To help teams stay in tip-top condition, Perkbox provides nationwide gym discounts, free online exercise classes, 24/7 helpline access to qualified counsellors and consultants, and a number of different health cover options.
The platform offers a reward and recognition employee network too. “It’s about ensuring employees are recognised for their hard work, good efforts, or just because they are good guys.” Managers can send gifts to their team members, from skydives to shopping vouchers. Or they can applaud great achievements by uploading badges on the Team Feed. This is where teammates can see all the badges that have been sent, read, and like comments, and see where they rank on the leaderboard.
Walking the talk

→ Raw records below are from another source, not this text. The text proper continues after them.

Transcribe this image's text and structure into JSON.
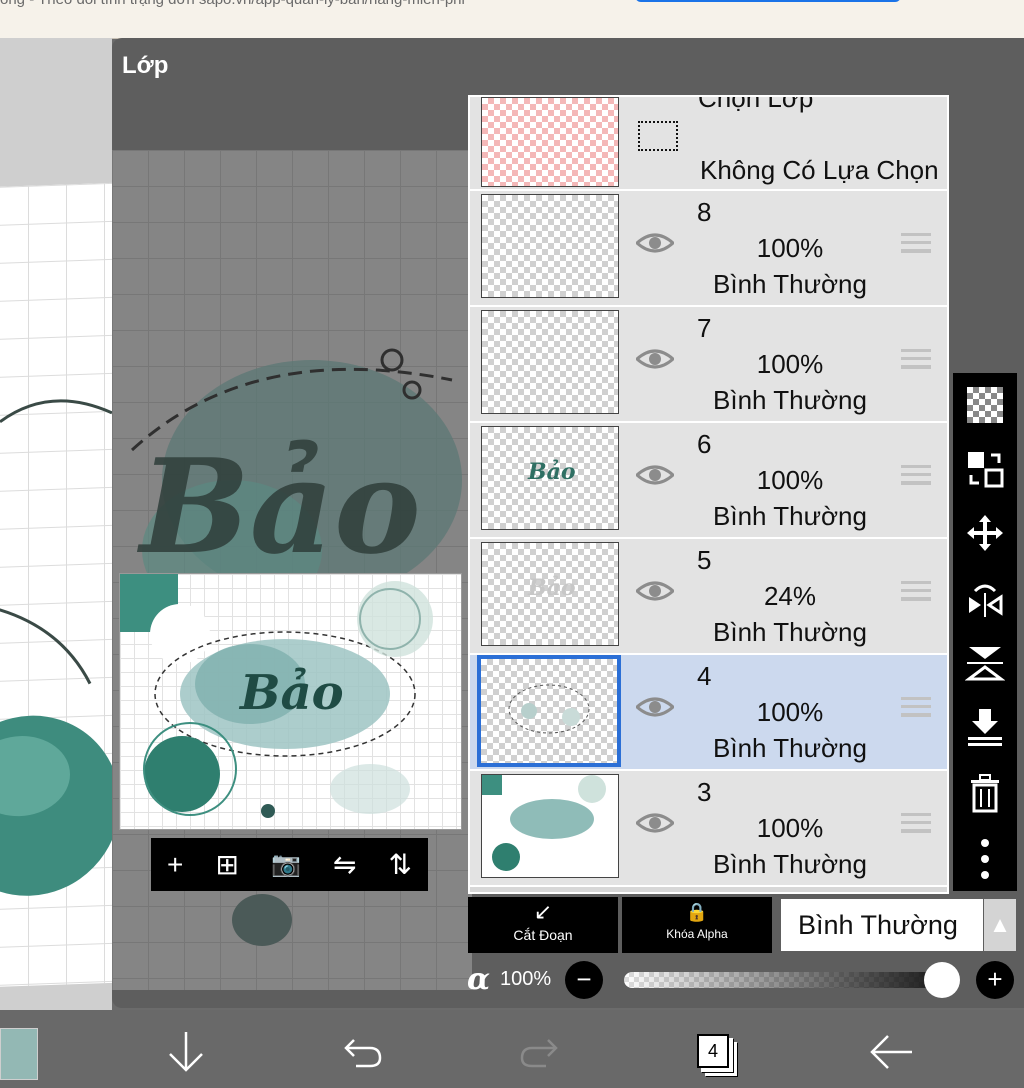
{
  "browser": {
    "url_text": "ong - Theo dõi tình trạng đơn sapo.vn/app-quan-ly-ban/hang-mien-phi"
  },
  "panel": {
    "title": "Lớp"
  },
  "canvas": {
    "art_text": "Bảo"
  },
  "thumbnail_toolbar": {
    "icons": [
      "plus-icon",
      "add-layer-icon",
      "camera-icon",
      "flip-horizontal-icon",
      "flip-vertical-icon"
    ],
    "glyphs": [
      "+",
      "⊞",
      "📷",
      "⇋",
      "⇅"
    ]
  },
  "selection_layer": {
    "title": "Chọn Lớp",
    "subtitle": "Không Có Lựa Chọn"
  },
  "layers": [
    {
      "number": "8",
      "opacity": "100%",
      "mode": "Bình Thường",
      "selected": false,
      "visible": true
    },
    {
      "number": "7",
      "opacity": "100%",
      "mode": "Bình Thường",
      "selected": false,
      "visible": true
    },
    {
      "number": "6",
      "opacity": "100%",
      "mode": "Bình Thường",
      "selected": false,
      "visible": true,
      "thumb_text": "Bảo"
    },
    {
      "number": "5",
      "opacity": "24%",
      "mode": "Bình Thường",
      "selected": false,
      "visible": true,
      "thumb_text": "Bảo"
    },
    {
      "number": "4",
      "opacity": "100%",
      "mode": "Bình Thường",
      "selected": true,
      "visible": true
    },
    {
      "number": "3",
      "opacity": "100%",
      "mode": "Bình Thường",
      "selected": false,
      "visible": true
    }
  ],
  "right_tools": {
    "icons": [
      "transparency-icon",
      "layer-swap-icon",
      "move-icon",
      "flip-horizontal-icon",
      "flip-vertical-icon",
      "merge-down-icon",
      "trash-icon",
      "more-icon"
    ]
  },
  "controls": {
    "clip_label": "Cắt Đoạn",
    "alpha_lock_label": "Khóa Alpha",
    "blend_mode": "Bình Thường",
    "alpha_symbol": "α",
    "alpha_value": "100%",
    "opacity_fraction": 1.0
  },
  "bottom_nav": {
    "layer_count": "4",
    "icons": [
      "down-arrow-icon",
      "undo-icon",
      "redo-icon",
      "layers-icon",
      "back-arrow-icon"
    ]
  },
  "colors": {
    "selected_layer_bg": "#ccd9ee",
    "selected_border": "#2b6fd6",
    "teal_art": "#3d8f80",
    "primary_color": "#93b8b4"
  }
}
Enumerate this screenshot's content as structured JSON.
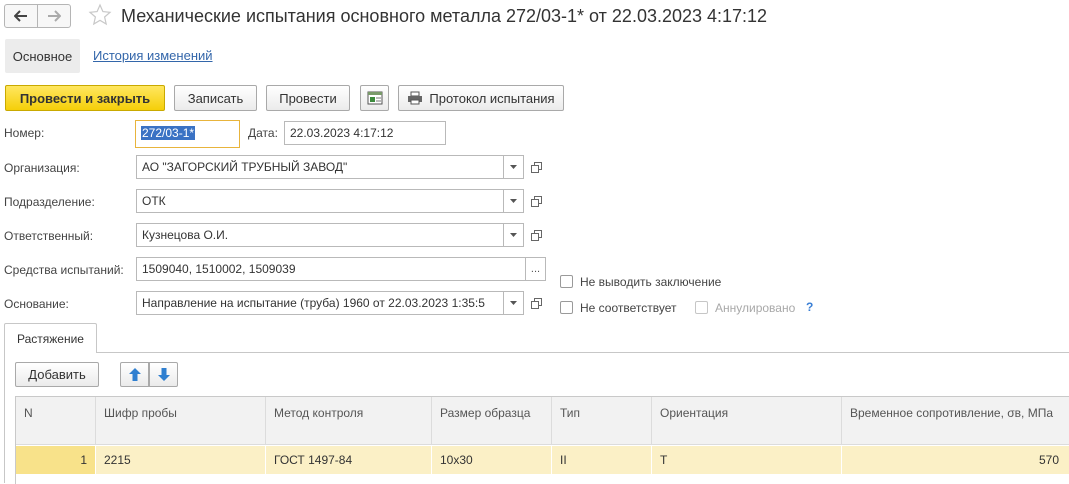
{
  "window": {
    "title": "Механические испытания основного металла 272/03-1* от 22.03.2023 4:17:12"
  },
  "tabs": [
    {
      "label": "Основное"
    },
    {
      "label": "История изменений"
    }
  ],
  "toolbar": {
    "post_and_close": "Провести и закрыть",
    "save": "Записать",
    "post": "Провести",
    "report": "Протокол испытания"
  },
  "form": {
    "number_label": "Номер:",
    "number_value": "272/03-1*",
    "date_label": "Дата:",
    "date_value": "22.03.2023  4:17:12",
    "org_label": "Организация:",
    "org_value": "АО \"ЗАГОРСКИЙ ТРУБНЫЙ ЗАВОД\"",
    "dept_label": "Подразделение:",
    "dept_value": "ОТК",
    "resp_label": "Ответственный:",
    "resp_value": "Кузнецова О.И.",
    "means_label": "Средства испытаний:",
    "means_value": "1509040, 1510002, 1509039",
    "means_button": "...",
    "basis_label": "Основание:",
    "basis_value": "Направление на испытание (труба) 1960 от 22.03.2023 1:35:5",
    "no_conclusion": "Не выводить заключение",
    "not_compliant": "Не соответствует",
    "cancelled": "Аннулировано",
    "help": "?"
  },
  "inner_tab": {
    "label": "Растяжение",
    "add": "Добавить"
  },
  "table": {
    "columns": [
      "N",
      "Шифр пробы",
      "Метод контроля",
      "Размер образца",
      "Тип",
      "Ориентация",
      "Временное сопротивление, σв, МПа"
    ],
    "rows": [
      [
        "1",
        "2215",
        "ГОСТ 1497-84",
        "10x30",
        "II",
        "T",
        "570"
      ]
    ]
  },
  "colors": {
    "primary_button": "#f5cf09",
    "selected_row": "#fbf0c6",
    "link": "#3366aa",
    "focus_border": "#e8b43c"
  }
}
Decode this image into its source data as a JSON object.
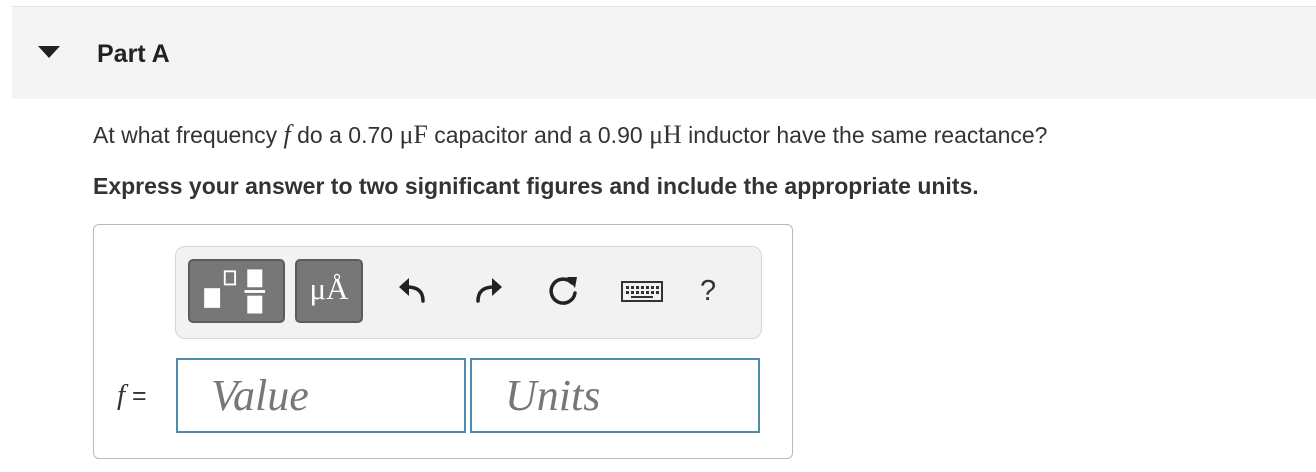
{
  "part": {
    "title": "Part A"
  },
  "question": {
    "text_before": "At what frequency ",
    "variable": "f",
    "text_mid1": " do a 0.70 ",
    "capacitance_unit": "μF",
    "text_mid2": " capacitor and a 0.90 ",
    "inductance_unit": "μH",
    "text_after": " inductor have the same reactance?"
  },
  "instruction": "Express your answer to two significant figures and include the appropriate units.",
  "toolbar": {
    "units_button_label": "μÅ",
    "help_label": "?",
    "icons": [
      "templates-icon",
      "units-icon",
      "undo-icon",
      "redo-icon",
      "reset-icon",
      "keyboard-icon",
      "help-icon"
    ]
  },
  "answer": {
    "variable": "f",
    "equals": " =",
    "value_placeholder": "Value",
    "units_placeholder": "Units"
  },
  "colors": {
    "header_bg": "#f4f4f4",
    "field_border": "#4f8cab",
    "dark_button": "#777777"
  }
}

Since launching in 2010, the company has grown from 30 to more than 100 employees. “Engagement is not really that hard across 30 people: employees are close to the mission of the company, they all know each other, and they typically have friends in the office. But when the headcount grows substantially, people no longer know everybody by name. So, we try to make sure that we have a clear and defined mission.”

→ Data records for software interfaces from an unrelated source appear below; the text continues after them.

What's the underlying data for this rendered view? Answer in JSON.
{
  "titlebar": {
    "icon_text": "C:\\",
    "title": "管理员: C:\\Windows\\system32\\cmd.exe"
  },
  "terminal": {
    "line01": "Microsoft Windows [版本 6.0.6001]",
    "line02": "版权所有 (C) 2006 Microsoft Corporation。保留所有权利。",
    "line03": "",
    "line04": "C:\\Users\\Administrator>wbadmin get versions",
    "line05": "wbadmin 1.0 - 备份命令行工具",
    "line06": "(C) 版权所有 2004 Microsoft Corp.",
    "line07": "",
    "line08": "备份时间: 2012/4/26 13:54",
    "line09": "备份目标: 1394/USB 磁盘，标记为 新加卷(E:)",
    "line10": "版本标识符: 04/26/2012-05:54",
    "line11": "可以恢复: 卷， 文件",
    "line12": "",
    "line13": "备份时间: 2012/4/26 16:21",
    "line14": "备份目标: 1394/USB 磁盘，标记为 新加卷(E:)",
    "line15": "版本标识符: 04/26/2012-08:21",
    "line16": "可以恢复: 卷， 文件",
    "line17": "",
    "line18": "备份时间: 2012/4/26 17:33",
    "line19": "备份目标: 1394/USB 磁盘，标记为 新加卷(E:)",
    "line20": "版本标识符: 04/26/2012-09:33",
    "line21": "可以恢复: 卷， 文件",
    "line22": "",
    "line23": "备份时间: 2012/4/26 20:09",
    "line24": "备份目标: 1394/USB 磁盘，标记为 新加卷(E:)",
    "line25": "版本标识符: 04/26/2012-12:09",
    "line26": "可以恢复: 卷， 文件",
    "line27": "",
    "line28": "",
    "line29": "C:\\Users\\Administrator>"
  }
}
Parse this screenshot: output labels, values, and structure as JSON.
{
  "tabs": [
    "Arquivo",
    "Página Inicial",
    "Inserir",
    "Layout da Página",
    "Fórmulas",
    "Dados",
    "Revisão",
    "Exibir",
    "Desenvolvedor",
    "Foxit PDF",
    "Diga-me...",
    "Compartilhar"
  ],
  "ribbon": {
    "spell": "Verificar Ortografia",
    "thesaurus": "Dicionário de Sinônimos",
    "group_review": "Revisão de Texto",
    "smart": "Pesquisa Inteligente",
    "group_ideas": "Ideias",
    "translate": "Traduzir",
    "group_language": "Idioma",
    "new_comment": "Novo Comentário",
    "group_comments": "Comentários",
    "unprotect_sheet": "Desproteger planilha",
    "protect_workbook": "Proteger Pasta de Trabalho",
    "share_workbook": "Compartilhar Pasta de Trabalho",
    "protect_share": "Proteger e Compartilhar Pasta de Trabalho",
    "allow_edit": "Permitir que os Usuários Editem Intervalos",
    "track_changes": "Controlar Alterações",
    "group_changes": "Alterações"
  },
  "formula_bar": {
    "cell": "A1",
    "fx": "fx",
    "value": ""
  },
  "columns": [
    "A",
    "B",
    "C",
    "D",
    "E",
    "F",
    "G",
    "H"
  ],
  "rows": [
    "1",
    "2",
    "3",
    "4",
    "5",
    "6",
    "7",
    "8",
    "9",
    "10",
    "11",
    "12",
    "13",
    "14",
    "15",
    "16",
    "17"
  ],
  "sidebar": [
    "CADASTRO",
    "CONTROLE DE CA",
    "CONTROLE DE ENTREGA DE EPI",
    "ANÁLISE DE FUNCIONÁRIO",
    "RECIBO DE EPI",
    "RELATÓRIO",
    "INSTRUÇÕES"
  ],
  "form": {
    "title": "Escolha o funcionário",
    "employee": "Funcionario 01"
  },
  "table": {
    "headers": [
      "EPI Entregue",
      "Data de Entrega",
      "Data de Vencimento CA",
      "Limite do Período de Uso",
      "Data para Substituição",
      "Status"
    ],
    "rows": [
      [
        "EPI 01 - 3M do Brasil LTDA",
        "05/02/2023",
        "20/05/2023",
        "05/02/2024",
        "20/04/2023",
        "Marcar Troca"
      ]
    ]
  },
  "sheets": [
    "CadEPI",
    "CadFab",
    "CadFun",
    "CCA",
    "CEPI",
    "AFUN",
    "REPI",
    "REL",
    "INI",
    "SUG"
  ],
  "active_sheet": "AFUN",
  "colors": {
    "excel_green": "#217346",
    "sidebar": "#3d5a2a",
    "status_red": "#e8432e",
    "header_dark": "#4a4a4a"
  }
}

To maintain the original startup culture, they created the Perkbox Culture Book, which is filled with all the fun elements that make working at the company unique. The book shows photos from the office as well as stories from the team and partners who describe what constitutes happiness for them and how they view being part of the organisation.
Additionally, the organisation holds regular company-wide events, “so that everybody knows the direction we are going and understands the role they play within the decision processes.”
Perkbox tries to allow people to do what they love. “What you love doing is not necessarily what the company needs. But we try to the full extent to allow people to follow their own path.”
Not surprisingly, every employee uses the Perkbox platform for perks such as free monthly coffees, free movies from Wuaki.TV, childcare vouchers, and the popular yoga sessions in the office!
The same applies to the reward and recognition system. Each manager gets a budget every month which they use to reward their team members when they do an excellent job. Every three months they give awards that are aligned to the company’s values: ‘Work hard, play harder’; ‘Test it, try it, make it happen’; ‘Not a job, a family’; ‘Above and beyond’; and ‘We don’t know it’s impossible.’ Employees have received badges including Sales Superstar, Employee of the Month, Beyond the call of Duty, Champion, Social Butterfly and Nice one!
Current plans – integration
Right now Perkbox is working to integrate its technology with other enterprise tools. The idea is to help companies deliver rewards and recognition in an easy and human way. “We want to let organisations automate rewards and recognition for things like long-service awards, birthdays, exercise, learning and development, or sales performance,” says Sahgal.
Engagement – a top priority
Sahgal doesn’t end the conversation without offering three simple yet useful tips: “The first step to improving your recognition system is understanding that there is a problem. If you have not identified the problem first, then it is very difficult to change anything even with the best technology.”
Secondly, “bring cultural change by understanding that your people should be a top priority in the company. If you get to that point, then you are on a very good path.”
Finally, “figure out how to create the project and how to monitor the results. If you treat engagement as a fluffy project, you get no where”.